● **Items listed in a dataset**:
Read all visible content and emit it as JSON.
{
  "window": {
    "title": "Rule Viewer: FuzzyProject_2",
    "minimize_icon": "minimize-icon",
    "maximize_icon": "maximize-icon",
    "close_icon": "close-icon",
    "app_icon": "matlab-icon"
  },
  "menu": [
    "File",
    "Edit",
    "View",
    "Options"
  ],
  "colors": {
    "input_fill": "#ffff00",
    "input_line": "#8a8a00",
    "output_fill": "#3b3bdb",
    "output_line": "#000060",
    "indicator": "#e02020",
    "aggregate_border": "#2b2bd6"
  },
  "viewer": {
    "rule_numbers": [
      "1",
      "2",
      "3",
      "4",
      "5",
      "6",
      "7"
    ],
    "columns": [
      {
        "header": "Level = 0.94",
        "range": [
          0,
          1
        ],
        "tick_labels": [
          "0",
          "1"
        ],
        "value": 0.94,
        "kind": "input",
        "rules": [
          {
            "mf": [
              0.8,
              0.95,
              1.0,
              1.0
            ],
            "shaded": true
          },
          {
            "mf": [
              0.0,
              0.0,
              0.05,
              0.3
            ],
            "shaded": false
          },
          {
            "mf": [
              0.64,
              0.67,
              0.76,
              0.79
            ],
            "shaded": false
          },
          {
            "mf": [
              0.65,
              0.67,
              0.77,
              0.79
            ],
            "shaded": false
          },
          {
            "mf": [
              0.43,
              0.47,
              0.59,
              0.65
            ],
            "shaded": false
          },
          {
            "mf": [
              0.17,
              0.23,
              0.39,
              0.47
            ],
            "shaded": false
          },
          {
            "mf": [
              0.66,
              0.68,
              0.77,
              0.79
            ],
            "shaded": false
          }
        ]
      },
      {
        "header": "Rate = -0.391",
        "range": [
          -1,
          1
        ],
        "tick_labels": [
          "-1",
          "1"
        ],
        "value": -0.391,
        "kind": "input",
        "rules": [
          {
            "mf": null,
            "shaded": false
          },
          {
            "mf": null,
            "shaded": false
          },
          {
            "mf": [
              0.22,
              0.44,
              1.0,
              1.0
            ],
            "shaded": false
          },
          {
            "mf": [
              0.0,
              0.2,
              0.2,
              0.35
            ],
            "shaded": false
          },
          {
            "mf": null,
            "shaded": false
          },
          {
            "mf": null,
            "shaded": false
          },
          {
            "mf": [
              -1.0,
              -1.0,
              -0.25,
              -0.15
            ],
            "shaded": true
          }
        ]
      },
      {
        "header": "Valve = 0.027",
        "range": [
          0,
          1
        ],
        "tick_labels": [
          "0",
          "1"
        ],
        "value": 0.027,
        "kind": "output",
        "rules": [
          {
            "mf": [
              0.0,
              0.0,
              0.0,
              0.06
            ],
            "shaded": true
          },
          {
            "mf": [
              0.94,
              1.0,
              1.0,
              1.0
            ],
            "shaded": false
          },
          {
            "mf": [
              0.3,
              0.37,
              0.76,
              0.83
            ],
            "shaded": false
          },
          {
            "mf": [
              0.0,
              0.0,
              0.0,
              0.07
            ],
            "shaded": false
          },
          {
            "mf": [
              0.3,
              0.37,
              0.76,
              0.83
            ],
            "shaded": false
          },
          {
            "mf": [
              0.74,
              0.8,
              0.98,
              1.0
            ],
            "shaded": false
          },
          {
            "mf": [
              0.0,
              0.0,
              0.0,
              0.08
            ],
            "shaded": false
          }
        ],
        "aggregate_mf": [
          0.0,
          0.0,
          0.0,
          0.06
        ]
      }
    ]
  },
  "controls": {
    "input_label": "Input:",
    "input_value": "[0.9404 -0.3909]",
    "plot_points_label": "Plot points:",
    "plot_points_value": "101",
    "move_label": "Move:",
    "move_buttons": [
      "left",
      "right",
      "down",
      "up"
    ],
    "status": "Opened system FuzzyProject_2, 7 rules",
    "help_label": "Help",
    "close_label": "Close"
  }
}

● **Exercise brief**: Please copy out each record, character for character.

● **The completed task**:
Read all visible content and emit it as JSON.
{
  "window": {
    "title": "Rule Viewer: FuzzyProject_2",
    "minimize_icon": "minimize-icon",
    "maximize_icon": "maximize-icon",
    "close_icon": "close-icon",
    "app_icon": "matlab-icon"
  },
  "menu": [
    "File",
    "Edit",
    "View",
    "Options"
  ],
  "colors": {
    "input_fill": "#ffff00",
    "input_line": "#8a8a00",
    "output_fill": "#3b3bdb",
    "output_line": "#000060",
    "indicator": "#e02020",
    "aggregate_border": "#2b2bd6"
  },
  "viewer": {
    "rule_numbers": [
      "1",
      "2",
      "3",
      "4",
      "5",
      "6",
      "7"
    ],
    "columns": [
      {
        "header": "Level = 0.94",
        "range": [
          0,
          1
        ],
        "tick_labels": [
          "0",
          "1"
        ],
        "value": 0.94,
        "kind": "input",
        "rules": [
          {
            "mf": [
              0.8,
              0.95,
              1.0,
              1.0
            ],
            "shaded": true
          },
          {
            "mf": [
              0.0,
              0.0,
              0.05,
              0.3
            ],
            "shaded": false
          },
          {
            "mf": [
              0.64,
              0.67,
              0.76,
              0.79
            ],
            "shaded": false
          },
          {
            "mf": [
              0.65,
              0.67,
              0.77,
              0.79
            ],
            "shaded": false
          },
          {
            "mf": [
              0.43,
              0.47,
              0.59,
              0.65
            ],
            "shaded": false
          },
          {
            "mf": [
              0.17,
              0.23,
              0.39,
              0.47
            ],
            "shaded": false
          },
          {
            "mf": [
              0.66,
              0.68,
              0.77,
              0.79
            ],
            "shaded": false
          }
        ]
      },
      {
        "header": "Rate = -0.391",
        "range": [
          -1,
          1
        ],
        "tick_labels": [
          "-1",
          "1"
        ],
        "value": -0.391,
        "kind": "input",
        "rules": [
          {
            "mf": null,
            "shaded": false
          },
          {
            "mf": null,
            "shaded": false
          },
          {
            "mf": [
              0.22,
              0.44,
              1.0,
              1.0
            ],
            "shaded": false
          },
          {
            "mf": [
              0.0,
              0.2,
              0.2,
              0.35
            ],
            "shaded": false
          },
          {
            "mf": null,
            "shaded": false
          },
          {
            "mf": null,
            "shaded": false
          },
          {
            "mf": [
              -1.0,
              -1.0,
              -0.25,
              -0.15
            ],
            "shaded": true
          }
        ]
      },
      {
        "header": "Valve = 0.027",
        "range": [
          0,
          1
        ],
        "tick_labels": [
          "0",
          "1"
        ],
        "value": 0.027,
        "kind": "output",
        "rules": [
          {
            "mf": [
              0.0,
              0.0,
              0.0,
              0.06
            ],
            "shaded": true
          },
          {
            "mf": [
              0.94,
              1.0,
              1.0,
              1.0
            ],
            "shaded": false
          },
          {
            "mf": [
              0.3,
              0.37,
              0.76,
              0.83
            ],
            "shaded": false
          },
          {
            "mf": [
              0.0,
              0.0,
              0.0,
              0.07
            ],
            "shaded": false
          },
          {
            "mf": [
              0.3,
              0.37,
              0.76,
              0.83
            ],
            "shaded": false
          },
          {
            "mf": [
              0.74,
              0.8,
              0.98,
              1.0
            ],
            "shaded": false
          },
          {
            "mf": [
              0.0,
              0.0,
              0.0,
              0.08
            ],
            "shaded": false
          }
        ],
        "aggregate_mf": [
          0.0,
          0.0,
          0.0,
          0.06
        ]
      }
    ]
  },
  "controls": {
    "input_label": "Input:",
    "input_value": "[0.9404 -0.3909]",
    "plot_points_label": "Plot points:",
    "plot_points_value": "101",
    "move_label": "Move:",
    "move_buttons": [
      "left",
      "right",
      "down",
      "up"
    ],
    "status": "Opened system FuzzyProject_2, 7 rules",
    "help_label": "Help",
    "close_label": "Close"
  }
}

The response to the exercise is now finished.